Records provided:
<<<<
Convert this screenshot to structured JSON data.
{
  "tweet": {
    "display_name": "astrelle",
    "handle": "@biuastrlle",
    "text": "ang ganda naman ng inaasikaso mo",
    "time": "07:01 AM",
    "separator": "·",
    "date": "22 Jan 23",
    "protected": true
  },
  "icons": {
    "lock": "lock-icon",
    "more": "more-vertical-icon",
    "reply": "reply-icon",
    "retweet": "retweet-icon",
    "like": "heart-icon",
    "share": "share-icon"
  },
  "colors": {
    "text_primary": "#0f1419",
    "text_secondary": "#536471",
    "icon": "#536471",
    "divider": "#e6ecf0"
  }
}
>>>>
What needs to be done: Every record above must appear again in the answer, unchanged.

Answer space:
Convert this screenshot to structured JSON data.
{
  "tweet": {
    "display_name": "astrelle",
    "handle": "@biuastrlle",
    "text": "ang ganda naman ng inaasikaso mo",
    "time": "07:01 AM",
    "separator": "·",
    "date": "22 Jan 23",
    "protected": true
  },
  "icons": {
    "lock": "lock-icon",
    "more": "more-vertical-icon",
    "reply": "reply-icon",
    "retweet": "retweet-icon",
    "like": "heart-icon",
    "share": "share-icon"
  },
  "colors": {
    "text_primary": "#0f1419",
    "text_secondary": "#536471",
    "icon": "#536471",
    "divider": "#e6ecf0"
  }
}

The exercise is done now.